Pokey LaFarge looks like a 1930s criminal from the Deep South, and the ethic of the music and the clothes and the set has me feeling like I’ve wandered into a scene from ‘O Brother, Where Art Thou’. From the snazzy suits and spats and polka-dot dresses to the retro amps and single-mic’d voices, this is straight from a moonshine bodega. And it’s great.
He’s a real toe-tapper. For the first half hour, I can’t stop dancing in my seat to ‘La La Blues‘ or ‘Sweet Potato Blues’ or ‘In the Graveyard Now‘ or ‘Garbage Man Blues‘. His band – Joey Glynn on bass, Adam Hoskins on guitar, TJ Muller on horns and cute birthday girl Chloe Feoranzo on clarinet and sax – are all musicians at the absolute top of their game, but stand out star is Ryan Koenig on percussion who also happens to be one of the very, very best harmonica players I’ve ever heard.
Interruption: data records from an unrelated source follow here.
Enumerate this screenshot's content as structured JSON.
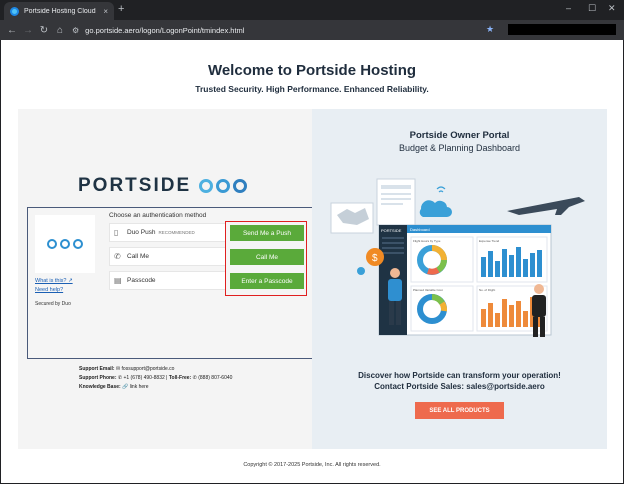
{
  "browser": {
    "tab_title": "Portside Hosting Cloud",
    "tab_close": "×",
    "new_tab": "+",
    "url": "go.portside.aero/logon/LogonPoint/tmindex.html",
    "win_min": "–",
    "win_max": "☐",
    "win_close": "✕"
  },
  "page": {
    "title": "Welcome to Portside Hosting",
    "subtitle": "Trusted Security. High Performance. Enhanced Reliability."
  },
  "logo": {
    "text": "PORTSIDE"
  },
  "duo": {
    "heading": "Choose an authentication method",
    "methods": [
      {
        "label": "Duo Push",
        "tag": "RECOMMENDED",
        "button": "Send Me a Push",
        "icon": "phone-icon"
      },
      {
        "label": "Call Me",
        "tag": "",
        "button": "Call Me",
        "icon": "call-icon"
      },
      {
        "label": "Passcode",
        "tag": "",
        "button": "Enter a Passcode",
        "icon": "passcode-icon"
      }
    ],
    "what_is_this": "What is this? ↗",
    "need_help": "Need help?",
    "secured_by": "Secured by Duo",
    "accent": "#5aaa3a"
  },
  "support": {
    "email_label": "Support Email:",
    "email": "✉ fossupport@portside.co",
    "phone_label": "Support Phone:",
    "phone": "✆ +1 (678) 490-8832",
    "tollfree_label": "Toll-Free:",
    "tollfree": "✆ (888) 807-6040",
    "kb_label": "Knowledge Base:",
    "kb": "🔗 link here"
  },
  "portal": {
    "title": "Portside Owner Portal",
    "subtitle": "Budget & Planning Dashboard",
    "discover": "Discover how Portside can transform your operation!",
    "contact": "Contact Portside Sales: sales@portside.aero",
    "cta": "SEE ALL PRODUCTS",
    "cta_color": "#ee6a4d",
    "dashboard_brand": "PORTSIDE",
    "dashboard_tab": "Dashboard",
    "panel_1": "Flight Hours by Type",
    "panel_2": "Expense Trend",
    "panel_3": "Planned Variable Cost",
    "panel_4": "No. of Flight",
    "dollar_sign": "$"
  },
  "footer": {
    "copyright": "Copyright © 2017-2025 Portside, Inc. All rights reserved."
  }
}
Watch him on the videos and marvel. The result is a tight band that is fabulous to watch as well as listen to.
So this would have been a fantastic night – except…
The audience is shite. Easily the worst I have ever encountered. LaFarge tells them this is being recorded for a live album, but that does nothing to gain any sort of respect from them. The first six or seven rows are great – real fans who have dressed up and know the songs and dance to their hearts’ content – but, as I look down from the balcony, the noise begins to filter through my enjoyment and I see that the back third of the hall couldn’t give a damn. Girls taking selfies, couples with their backs to the stage, groups clustering around mobile phones and hooting at the inanities they find there… they are utterly shocking. LaFarge is a musical historian and a natural raconteur and wants to talk to us, to build a relationship with us, but halfway through a tale about his tour to Madrid, he gives it up as a lost cause; ‘Well just listen to you,’ he says, ‘you’re about ready for the next song, aint ya?’ Thereafter, he plugs on through the whole magnificent set because he’s a pro, but his irritation can’t help showing; ‘I’d like to thank you all for listening so intently,’ he says, scowling down at his strings, and his irony is completely lost on this shower of barbarians.
I want to piss on them from a great height. I regret I refrain from doing so.